This is Part 2: The Nitty Gritty Details and that is exactly what we’re going to dive into. Note: this is the first details section.
A couple years ago, I had the privilege to serve on the Review Panel for Instructional Materials for the new TEKS (Texas Essential Knowledge and Skills) that came into effect last year (2015). On the first day of the panel, we were trained in how to review the submitted materials. Part of this training included identifying the “breakouts” within each standard as seen below.
Luckily, we didn’t have to do all the work ourselves. It was done for us and I have the breakouts for four of the grades here so you don’t have to do all that work either.
Disassembling the standards is necessary to really understand everything the standard is addressing. It is important to look at the words that normally wouldn’t catch your attention: and, or, including, may, etc.
After you disassemble the standards, you can sort the breakouts by concept: pitch, harmony, beat/rhythm, composing/creating, form, expression (tempo, dynamics, articulation), timbre (vocal and instrumental), creative expression, historical/cultural/societal relevance. These are my concepts but you don’t have to use those specifically.
The concepts become your units. Of course, some concepts are going to be interwoven throughout every unit during the school year (creative expression, historical/cultural/societal relevance) and some will be used as a stepping stone for others.
My scope for all grades is available here if you are interested. Again, these are Texas standards but you’ll get the idea even you can’t use it. Also, feel free to alter it to serve your needs.
The next step is to write the objectives for each unit which can be done simply by adding the words “Students will” or “I can” to each breakout.
For example: Identify beat using iconic representation
Students will identify beat using iconic representation.
I can identify beat using iconic representation.
Each place I’ve taught has different expectations for how teachers write their students’ objectives out. Currently, mine does not care but I do it anyway for my own knowledge of the goal of the lesson. I’ll also (try to keep up with) writ(ing) it on the board for students to read and know what our learning will be focused on.
All of the objectives put together, sorted by concept, creates what I like to call a Curriculum Outline because I can show this a parent or administrator and they have (somewhat of) an idea of what is going on in my classroom.
Have you ever been in this situation:
It is Open House or Meet the Teacher and you have a gaggle of parents and students coming into your classroom. Some you’ve met before and some are brand new and asks a version of this question: What is my child going to learn in music this year?
It seems so simple but it isn’t. There is so much that goes on within each year of instruction and I can’t keep it all in my head. I can’t just recall it out of thin air. I can give a vague answer but it is better to be able to point the parent to where they can find the information or hand them a printed copy if available.

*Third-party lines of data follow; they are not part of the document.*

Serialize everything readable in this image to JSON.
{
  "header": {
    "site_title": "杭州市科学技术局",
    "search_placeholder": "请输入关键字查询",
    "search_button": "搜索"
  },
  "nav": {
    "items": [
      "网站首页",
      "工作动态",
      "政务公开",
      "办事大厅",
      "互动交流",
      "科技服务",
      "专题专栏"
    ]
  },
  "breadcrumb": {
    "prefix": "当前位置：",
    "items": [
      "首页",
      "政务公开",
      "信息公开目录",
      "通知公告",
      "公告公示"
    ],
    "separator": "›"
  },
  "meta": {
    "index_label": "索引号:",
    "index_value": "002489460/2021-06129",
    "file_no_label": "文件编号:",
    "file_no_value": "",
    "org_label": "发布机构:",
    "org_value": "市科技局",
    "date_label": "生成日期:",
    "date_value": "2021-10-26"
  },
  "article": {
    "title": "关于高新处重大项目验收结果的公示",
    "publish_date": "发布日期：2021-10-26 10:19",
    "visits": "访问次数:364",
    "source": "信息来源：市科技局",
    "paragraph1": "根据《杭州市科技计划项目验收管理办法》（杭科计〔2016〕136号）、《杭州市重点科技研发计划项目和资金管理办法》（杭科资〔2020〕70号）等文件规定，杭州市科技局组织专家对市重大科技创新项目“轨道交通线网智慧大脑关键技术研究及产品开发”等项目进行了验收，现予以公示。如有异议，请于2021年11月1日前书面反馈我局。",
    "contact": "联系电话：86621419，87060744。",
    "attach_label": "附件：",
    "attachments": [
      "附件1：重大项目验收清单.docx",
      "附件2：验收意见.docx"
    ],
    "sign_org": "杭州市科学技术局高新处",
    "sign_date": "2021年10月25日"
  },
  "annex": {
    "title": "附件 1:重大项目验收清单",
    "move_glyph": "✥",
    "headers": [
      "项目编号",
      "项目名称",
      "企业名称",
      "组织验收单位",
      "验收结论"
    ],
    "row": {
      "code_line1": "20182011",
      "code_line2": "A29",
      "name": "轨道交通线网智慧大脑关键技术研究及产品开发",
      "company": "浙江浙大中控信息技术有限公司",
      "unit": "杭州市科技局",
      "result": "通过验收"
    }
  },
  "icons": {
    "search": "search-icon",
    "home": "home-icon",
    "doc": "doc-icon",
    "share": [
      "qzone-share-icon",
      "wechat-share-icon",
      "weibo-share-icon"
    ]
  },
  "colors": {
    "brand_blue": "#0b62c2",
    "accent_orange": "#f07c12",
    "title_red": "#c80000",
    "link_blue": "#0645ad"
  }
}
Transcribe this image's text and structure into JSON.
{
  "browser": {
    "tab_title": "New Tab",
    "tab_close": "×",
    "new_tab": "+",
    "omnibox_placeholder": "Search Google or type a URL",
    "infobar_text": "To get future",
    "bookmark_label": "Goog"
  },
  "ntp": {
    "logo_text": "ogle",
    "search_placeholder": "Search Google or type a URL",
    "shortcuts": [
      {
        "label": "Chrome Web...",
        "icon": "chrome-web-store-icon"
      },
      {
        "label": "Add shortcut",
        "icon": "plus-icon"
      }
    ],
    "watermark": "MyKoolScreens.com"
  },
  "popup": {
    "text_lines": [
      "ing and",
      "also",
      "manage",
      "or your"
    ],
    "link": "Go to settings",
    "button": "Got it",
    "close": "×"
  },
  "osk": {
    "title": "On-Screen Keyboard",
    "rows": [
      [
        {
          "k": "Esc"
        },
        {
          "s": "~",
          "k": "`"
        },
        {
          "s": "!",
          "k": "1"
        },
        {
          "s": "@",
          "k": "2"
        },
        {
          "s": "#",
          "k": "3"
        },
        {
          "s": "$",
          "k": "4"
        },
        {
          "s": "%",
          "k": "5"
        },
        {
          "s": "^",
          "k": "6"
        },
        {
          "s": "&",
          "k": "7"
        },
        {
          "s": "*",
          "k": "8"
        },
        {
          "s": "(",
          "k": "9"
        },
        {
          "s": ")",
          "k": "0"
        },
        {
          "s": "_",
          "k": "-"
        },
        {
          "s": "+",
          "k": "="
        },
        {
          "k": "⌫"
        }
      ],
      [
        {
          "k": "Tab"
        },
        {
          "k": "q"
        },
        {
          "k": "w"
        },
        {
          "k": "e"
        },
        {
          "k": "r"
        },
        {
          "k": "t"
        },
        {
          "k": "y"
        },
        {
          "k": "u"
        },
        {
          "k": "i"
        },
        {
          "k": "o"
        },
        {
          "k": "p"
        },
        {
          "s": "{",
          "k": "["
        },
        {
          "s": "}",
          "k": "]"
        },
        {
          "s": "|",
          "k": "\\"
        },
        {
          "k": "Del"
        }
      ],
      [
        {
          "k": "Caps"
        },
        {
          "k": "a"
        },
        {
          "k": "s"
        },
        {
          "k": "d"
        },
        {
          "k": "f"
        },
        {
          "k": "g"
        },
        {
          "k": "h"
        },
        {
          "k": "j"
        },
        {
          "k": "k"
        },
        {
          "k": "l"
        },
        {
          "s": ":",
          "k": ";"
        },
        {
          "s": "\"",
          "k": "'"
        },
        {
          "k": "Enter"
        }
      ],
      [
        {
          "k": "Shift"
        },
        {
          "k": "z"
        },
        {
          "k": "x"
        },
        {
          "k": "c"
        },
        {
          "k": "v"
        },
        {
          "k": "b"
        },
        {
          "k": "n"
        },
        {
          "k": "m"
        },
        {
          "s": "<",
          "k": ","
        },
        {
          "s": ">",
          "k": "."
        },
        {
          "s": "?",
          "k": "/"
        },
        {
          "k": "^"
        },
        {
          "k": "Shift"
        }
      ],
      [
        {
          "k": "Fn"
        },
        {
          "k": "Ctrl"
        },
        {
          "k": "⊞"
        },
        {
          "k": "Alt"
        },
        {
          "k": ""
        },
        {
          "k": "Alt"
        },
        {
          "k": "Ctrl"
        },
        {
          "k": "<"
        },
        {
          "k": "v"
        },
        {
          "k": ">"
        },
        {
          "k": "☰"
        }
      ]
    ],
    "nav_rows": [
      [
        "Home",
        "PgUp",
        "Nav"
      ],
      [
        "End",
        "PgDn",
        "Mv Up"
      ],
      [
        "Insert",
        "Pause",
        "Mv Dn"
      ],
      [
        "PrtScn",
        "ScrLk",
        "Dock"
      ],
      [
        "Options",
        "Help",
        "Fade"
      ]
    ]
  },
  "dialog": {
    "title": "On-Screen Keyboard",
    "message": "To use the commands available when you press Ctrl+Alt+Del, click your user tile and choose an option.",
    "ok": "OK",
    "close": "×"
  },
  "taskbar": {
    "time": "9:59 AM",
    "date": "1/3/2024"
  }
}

I’ve presented this document at the grade level orientations and had copies to hand out. I have them on my school webpage for parents to check out if they are perusing the school site. Of course, if they know nothing about music at all, it will probably seem like nonsense. It’s okay, it will be a very organized and educational blob of nonsense. 😉
What comes next? You might be asking. Well, stay tuned for Part 3!